## Your assignment
Return each record shown below exactly, with none omitted.

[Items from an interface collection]
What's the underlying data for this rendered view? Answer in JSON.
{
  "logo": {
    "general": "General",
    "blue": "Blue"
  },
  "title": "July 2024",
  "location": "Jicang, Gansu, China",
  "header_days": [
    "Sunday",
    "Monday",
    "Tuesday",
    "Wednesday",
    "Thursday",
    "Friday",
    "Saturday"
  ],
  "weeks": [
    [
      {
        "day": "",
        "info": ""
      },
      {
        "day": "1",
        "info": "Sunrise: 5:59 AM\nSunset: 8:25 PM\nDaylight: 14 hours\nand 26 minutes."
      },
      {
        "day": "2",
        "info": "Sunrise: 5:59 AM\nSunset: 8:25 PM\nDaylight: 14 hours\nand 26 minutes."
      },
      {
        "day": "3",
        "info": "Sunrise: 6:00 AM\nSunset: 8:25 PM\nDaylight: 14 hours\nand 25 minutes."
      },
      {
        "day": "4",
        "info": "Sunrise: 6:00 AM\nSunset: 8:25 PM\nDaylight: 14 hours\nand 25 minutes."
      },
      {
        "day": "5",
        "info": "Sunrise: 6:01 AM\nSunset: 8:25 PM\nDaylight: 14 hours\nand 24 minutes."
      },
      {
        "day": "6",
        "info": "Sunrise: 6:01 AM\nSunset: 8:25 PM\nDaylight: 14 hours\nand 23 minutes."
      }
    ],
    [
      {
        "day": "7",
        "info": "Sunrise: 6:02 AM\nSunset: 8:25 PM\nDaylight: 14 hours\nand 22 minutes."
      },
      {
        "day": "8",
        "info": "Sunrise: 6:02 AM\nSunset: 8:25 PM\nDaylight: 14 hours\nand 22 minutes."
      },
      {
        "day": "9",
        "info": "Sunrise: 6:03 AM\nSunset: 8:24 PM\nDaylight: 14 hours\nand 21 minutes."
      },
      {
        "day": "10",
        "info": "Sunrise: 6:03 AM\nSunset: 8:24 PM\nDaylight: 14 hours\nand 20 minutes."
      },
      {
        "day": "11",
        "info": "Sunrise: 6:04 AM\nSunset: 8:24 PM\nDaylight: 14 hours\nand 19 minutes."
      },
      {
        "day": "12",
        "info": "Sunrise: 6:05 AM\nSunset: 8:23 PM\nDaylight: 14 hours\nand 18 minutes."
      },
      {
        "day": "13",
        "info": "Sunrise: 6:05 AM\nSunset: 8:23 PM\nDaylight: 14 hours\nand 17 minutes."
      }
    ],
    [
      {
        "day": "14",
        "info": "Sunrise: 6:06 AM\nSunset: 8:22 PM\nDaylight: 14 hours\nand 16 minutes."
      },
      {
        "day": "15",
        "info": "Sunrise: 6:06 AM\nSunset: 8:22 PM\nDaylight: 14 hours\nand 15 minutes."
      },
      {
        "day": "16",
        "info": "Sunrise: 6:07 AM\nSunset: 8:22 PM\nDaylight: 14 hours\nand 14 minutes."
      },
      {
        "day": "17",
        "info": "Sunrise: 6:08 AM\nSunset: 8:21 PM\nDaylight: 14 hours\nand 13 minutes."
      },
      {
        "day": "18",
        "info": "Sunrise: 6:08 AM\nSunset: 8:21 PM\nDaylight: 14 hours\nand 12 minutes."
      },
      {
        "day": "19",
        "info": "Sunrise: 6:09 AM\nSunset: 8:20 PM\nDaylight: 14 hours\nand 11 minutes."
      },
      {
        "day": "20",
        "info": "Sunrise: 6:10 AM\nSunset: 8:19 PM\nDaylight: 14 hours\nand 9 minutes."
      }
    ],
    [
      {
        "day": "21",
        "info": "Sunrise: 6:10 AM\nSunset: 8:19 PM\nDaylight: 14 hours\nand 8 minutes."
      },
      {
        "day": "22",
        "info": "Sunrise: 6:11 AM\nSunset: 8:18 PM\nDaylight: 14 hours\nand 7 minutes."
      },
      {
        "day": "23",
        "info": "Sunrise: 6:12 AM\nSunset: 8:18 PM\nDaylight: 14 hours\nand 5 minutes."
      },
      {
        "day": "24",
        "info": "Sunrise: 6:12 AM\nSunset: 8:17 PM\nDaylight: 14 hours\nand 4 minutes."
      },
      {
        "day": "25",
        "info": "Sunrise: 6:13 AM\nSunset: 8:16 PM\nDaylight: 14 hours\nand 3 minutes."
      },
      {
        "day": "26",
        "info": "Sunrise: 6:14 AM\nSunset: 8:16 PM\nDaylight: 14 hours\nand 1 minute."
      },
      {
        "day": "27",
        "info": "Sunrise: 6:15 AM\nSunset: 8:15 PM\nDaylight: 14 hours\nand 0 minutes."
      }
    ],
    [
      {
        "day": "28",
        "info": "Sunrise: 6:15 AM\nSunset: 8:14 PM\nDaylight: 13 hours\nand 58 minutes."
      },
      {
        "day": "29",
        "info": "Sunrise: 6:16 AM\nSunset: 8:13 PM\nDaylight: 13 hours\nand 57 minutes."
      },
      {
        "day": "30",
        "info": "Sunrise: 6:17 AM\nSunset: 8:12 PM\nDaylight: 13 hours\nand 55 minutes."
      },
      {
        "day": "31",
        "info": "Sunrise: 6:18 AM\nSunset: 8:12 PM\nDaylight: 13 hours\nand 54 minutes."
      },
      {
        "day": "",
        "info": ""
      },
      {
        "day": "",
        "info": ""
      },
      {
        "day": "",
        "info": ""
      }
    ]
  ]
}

## The answer
What's the underlying data for this rendered view? Answer in JSON.
{
  "logo": {
    "general": "General",
    "blue": "Blue"
  },
  "title": "July 2024",
  "location": "Jicang, Gansu, China",
  "header_days": [
    "Sunday",
    "Monday",
    "Tuesday",
    "Wednesday",
    "Thursday",
    "Friday",
    "Saturday"
  ],
  "weeks": [
    [
      {
        "day": "",
        "info": ""
      },
      {
        "day": "1",
        "info": "Sunrise: 5:59 AM\nSunset: 8:25 PM\nDaylight: 14 hours\nand 26 minutes."
      },
      {
        "day": "2",
        "info": "Sunrise: 5:59 AM\nSunset: 8:25 PM\nDaylight: 14 hours\nand 26 minutes."
      },
      {
        "day": "3",
        "info": "Sunrise: 6:00 AM\nSunset: 8:25 PM\nDaylight: 14 hours\nand 25 minutes."
      },
      {
        "day": "4",
        "info": "Sunrise: 6:00 AM\nSunset: 8:25 PM\nDaylight: 14 hours\nand 25 minutes."
      },
      {
        "day": "5",
        "info": "Sunrise: 6:01 AM\nSunset: 8:25 PM\nDaylight: 14 hours\nand 24 minutes."
      },
      {
        "day": "6",
        "info": "Sunrise: 6:01 AM\nSunset: 8:25 PM\nDaylight: 14 hours\nand 23 minutes."
      }
    ],
    [
      {
        "day": "7",
        "info": "Sunrise: 6:02 AM\nSunset: 8:25 PM\nDaylight: 14 hours\nand 22 minutes."
      },
      {
        "day": "8",
        "info": "Sunrise: 6:02 AM\nSunset: 8:25 PM\nDaylight: 14 hours\nand 22 minutes."
      },
      {
        "day": "9",
        "info": "Sunrise: 6:03 AM\nSunset: 8:24 PM\nDaylight: 14 hours\nand 21 minutes."
      },
      {
        "day": "10",
        "info": "Sunrise: 6:03 AM\nSunset: 8:24 PM\nDaylight: 14 hours\nand 20 minutes."
      },
      {
        "day": "11",
        "info": "Sunrise: 6:04 AM\nSunset: 8:24 PM\nDaylight: 14 hours\nand 19 minutes."
      },
      {
        "day": "12",
        "info": "Sunrise: 6:05 AM\nSunset: 8:23 PM\nDaylight: 14 hours\nand 18 minutes."
      },
      {
        "day": "13",
        "info": "Sunrise: 6:05 AM\nSunset: 8:23 PM\nDaylight: 14 hours\nand 17 minutes."
      }
    ],
    [
      {
        "day": "14",
        "info": "Sunrise: 6:06 AM\nSunset: 8:22 PM\nDaylight: 14 hours\nand 16 minutes."
      },
      {
        "day": "15",
        "info": "Sunrise: 6:06 AM\nSunset: 8:22 PM\nDaylight: 14 hours\nand 15 minutes."
      },
      {
        "day": "16",
        "info": "Sunrise: 6:07 AM\nSunset: 8:22 PM\nDaylight: 14 hours\nand 14 minutes."
      },
      {
        "day": "17",
        "info": "Sunrise: 6:08 AM\nSunset: 8:21 PM\nDaylight: 14 hours\nand 13 minutes."
      },
      {
        "day": "18",
        "info": "Sunrise: 6:08 AM\nSunset: 8:21 PM\nDaylight: 14 hours\nand 12 minutes."
      },
      {
        "day": "19",
        "info": "Sunrise: 6:09 AM\nSunset: 8:20 PM\nDaylight: 14 hours\nand 11 minutes."
      },
      {
        "day": "20",
        "info": "Sunrise: 6:10 AM\nSunset: 8:19 PM\nDaylight: 14 hours\nand 9 minutes."
      }
    ],
    [
      {
        "day": "21",
        "info": "Sunrise: 6:10 AM\nSunset: 8:19 PM\nDaylight: 14 hours\nand 8 minutes."
      },
      {
        "day": "22",
        "info": "Sunrise: 6:11 AM\nSunset: 8:18 PM\nDaylight: 14 hours\nand 7 minutes."
      },
      {
        "day": "23",
        "info": "Sunrise: 6:12 AM\nSunset: 8:18 PM\nDaylight: 14 hours\nand 5 minutes."
      },
      {
        "day": "24",
        "info": "Sunrise: 6:12 AM\nSunset: 8:17 PM\nDaylight: 14 hours\nand 4 minutes."
      },
      {
        "day": "25",
        "info": "Sunrise: 6:13 AM\nSunset: 8:16 PM\nDaylight: 14 hours\nand 3 minutes."
      },
      {
        "day": "26",
        "info": "Sunrise: 6:14 AM\nSunset: 8:16 PM\nDaylight: 14 hours\nand 1 minute."
      },
      {
        "day": "27",
        "info": "Sunrise: 6:15 AM\nSunset: 8:15 PM\nDaylight: 14 hours\nand 0 minutes."
      }
    ],
    [
      {
        "day": "28",
        "info": "Sunrise: 6:15 AM\nSunset: 8:14 PM\nDaylight: 13 hours\nand 58 minutes."
      },
      {
        "day": "29",
        "info": "Sunrise: 6:16 AM\nSunset: 8:13 PM\nDaylight: 13 hours\nand 57 minutes."
      },
      {
        "day": "30",
        "info": "Sunrise: 6:17 AM\nSunset: 8:12 PM\nDaylight: 13 hours\nand 55 minutes."
      },
      {
        "day": "31",
        "info": "Sunrise: 6:18 AM\nSunset: 8:12 PM\nDaylight: 13 hours\nand 54 minutes."
      },
      {
        "day": "",
        "info": ""
      },
      {
        "day": "",
        "info": ""
      },
      {
        "day": "",
        "info": ""
      }
    ]
  ]
}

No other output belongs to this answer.